"This is my kind of music. . . . I like the singer, he's lonely and strange," Neil Tennant sings over the house-y pound of "Vocal." Pet Shop Boys have always stirred pathos into the punch, and on their 12th album they rediscover the bliss of introspective throb. Stuart Price, the electro maven who ….
That gambit – of confounding expectations – plays far better on The Last to Die, a Bruce Springsteen cover that brings a poignant Pet Shop glide to an anti-war polemic. The album's stand-out pop tune, Love is a Bourgeois Construct, actually bears a fleeting resemblance to the intellectual synth-pop of Neon Neon, and finds both Boys in prime form – Tennant musing drily, Lowe's metronomic wriggle pushing everything along inexorably. Electric makes a bold claim: that a certain strain of tuneful hedonism has no compulsory retirement age.
After the calm of Elysium comes the storm of Electric. The second album in 10 months from Pet Shop Boys couldn’t be more different to its predecessor. While Elysium contemplated aging, love, and death with a relatively quiet passion, Electric captures the UK duo in full-on dance mode. The new album, produced by coveted British Mixmaster, Stuart Price, includes a cover of Bruce Springsteen’s “The Last To Die” alongside eight new PSB songs where the accent is positive and melancholy is largely danced away in euphoria.
"TURN IT ON. " When you review music, you get the urge to Do A Morley every now and then. Do A Morley (dictionary definition): the act of engineering a research-heavy, word-weighty extrapolation of a work of art, because more straightforward reviews have been done elsewhere/the artist(s) in question have a deep well of references within their body of work/you, the writer, fancy poncing about like a tit for a bit, and can't properly organise your thoughts on the page.
A dozen records into a 30-plus-year career and the British synth-pop duo Pet Shop Boys sound as vital, catchy and frustrated as ever. Modern without feeling forced and filled with the melodic bounce that typifies their best work, "Electric," in a word, bangs, and sees the Pet Shop Boys at their most celebratory and wittiest. "Love Is a Bourgeois Construct" giddily denounces love with a big thumping dance beat while in the background a men's choir offers majestic harmony.
Pet Shop Boys’ last album, “Elysium,” was beige, assisted living facility synth-pop at best. What a difference a year makes. Neil Tennant and Chris Lowe’s 12th album, “Electric” opens with a demand of “Turn It Up” and a quick dive into throbbing Moroder-inspired electronic soul.
Let’s start with a bit of a hatchet job: Pet Shop Boys’ last album, 2012?s Elysium, was the dampest squib in their otherwise glittering catalogue. Reaching for the melancholy of their 1990 masterpiece Behaviour, it actually sounded more like a b-sides collection than the same year’s Format, which was a b-sides compilation. Themes and lyrics were recycled (‘Your Early Stuff’ was a less-than-witty rehash of ‘Yesterday, When I Was Mad’, while ‘Ego Music’ did the same with ‘How Can You Expect To Be Taken Seriously?’), its sombre tone came off as mere dinner party fodder, and ‘Winner’ – “You’re a winner! I’m a winner! This is all happening so fast!” – was the year’s most transparently calculated bid for Olympic cultural glory that didn’t involve Emili Sandé.

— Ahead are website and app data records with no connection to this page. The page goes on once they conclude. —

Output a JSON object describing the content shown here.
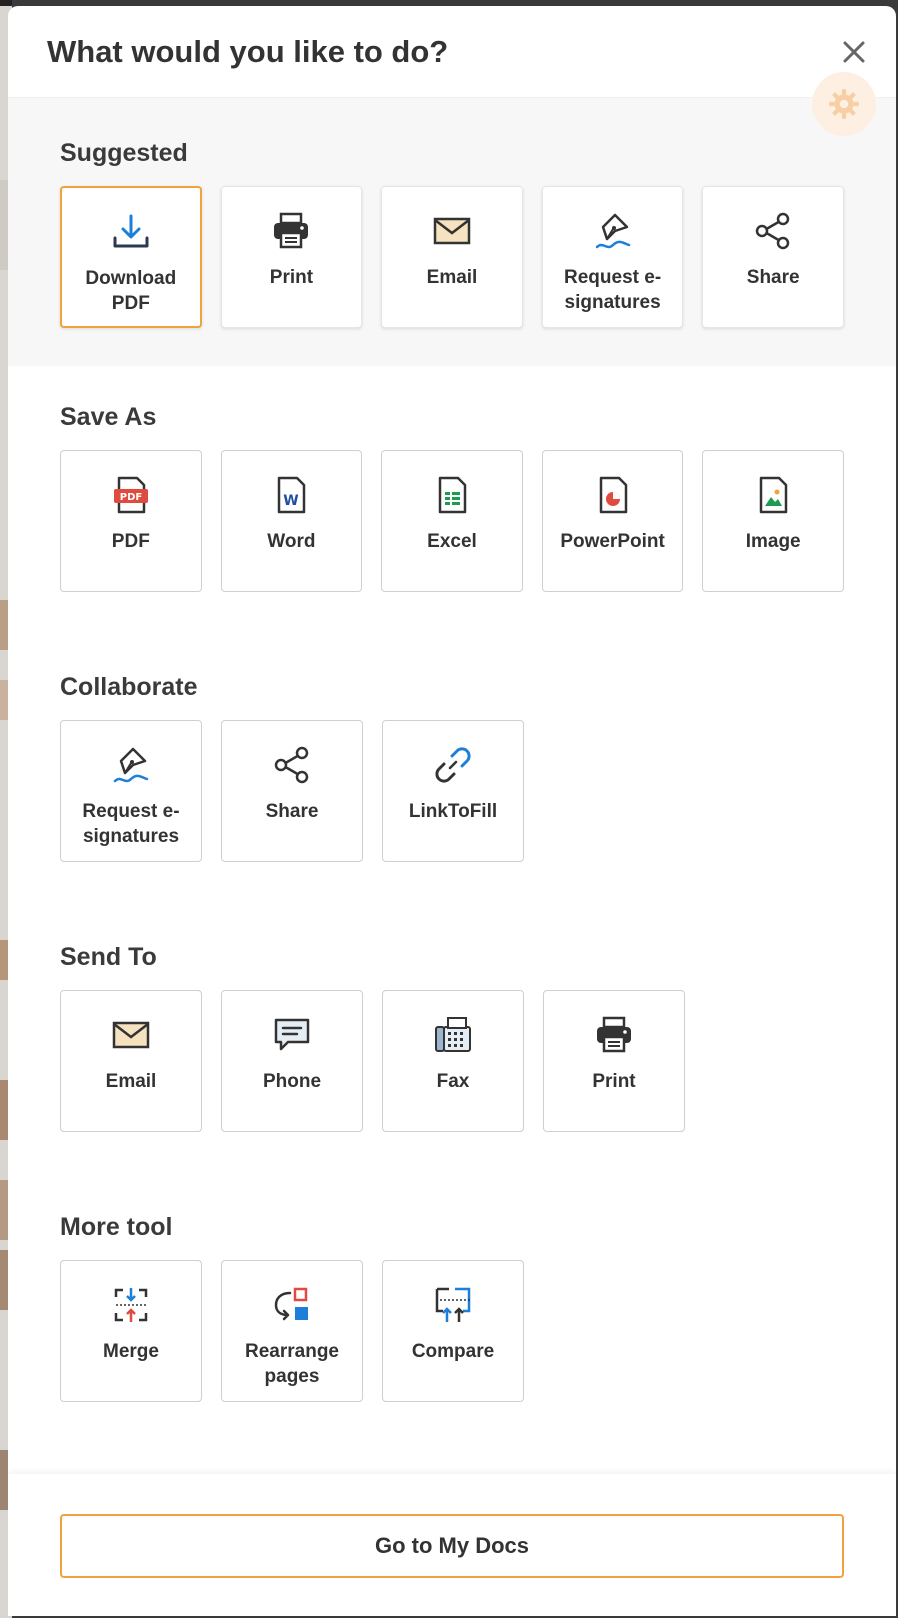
{
  "modal": {
    "title": "What would you like to do?"
  },
  "sections": {
    "suggested": {
      "title": "Suggested",
      "items": [
        "Download PDF",
        "Print",
        "Email",
        "Request e-signatures",
        "Share"
      ]
    },
    "save_as": {
      "title": "Save As",
      "items": [
        "PDF",
        "Word",
        "Excel",
        "PowerPoint",
        "Image"
      ]
    },
    "collaborate": {
      "title": "Collaborate",
      "items": [
        "Request e-signatures",
        "Share",
        "LinkToFill"
      ]
    },
    "send_to": {
      "title": "Send To",
      "items": [
        "Email",
        "Phone",
        "Fax",
        "Print"
      ]
    },
    "more_tool": {
      "title": "More tool",
      "items": [
        "Merge",
        "Rearrange pages",
        "Compare"
      ]
    }
  },
  "footer": {
    "go_label": "Go to My Docs"
  },
  "colors": {
    "accent": "#f0a23b",
    "blue": "#1e7fd8",
    "red": "#e04b3f",
    "green": "#1f9a52"
  }
}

After 28 years with Parlophone, Pet Shop Boys’ twelfth album is their first released via their own label - and if ‘Electric’ is anything to go by, it’s rejuvenated the band. It’s the sound of a band as sophisticated and vital as ever. It’s a record that’s arty and poppy and clever and sophisticated but very much aimed at the dance floor.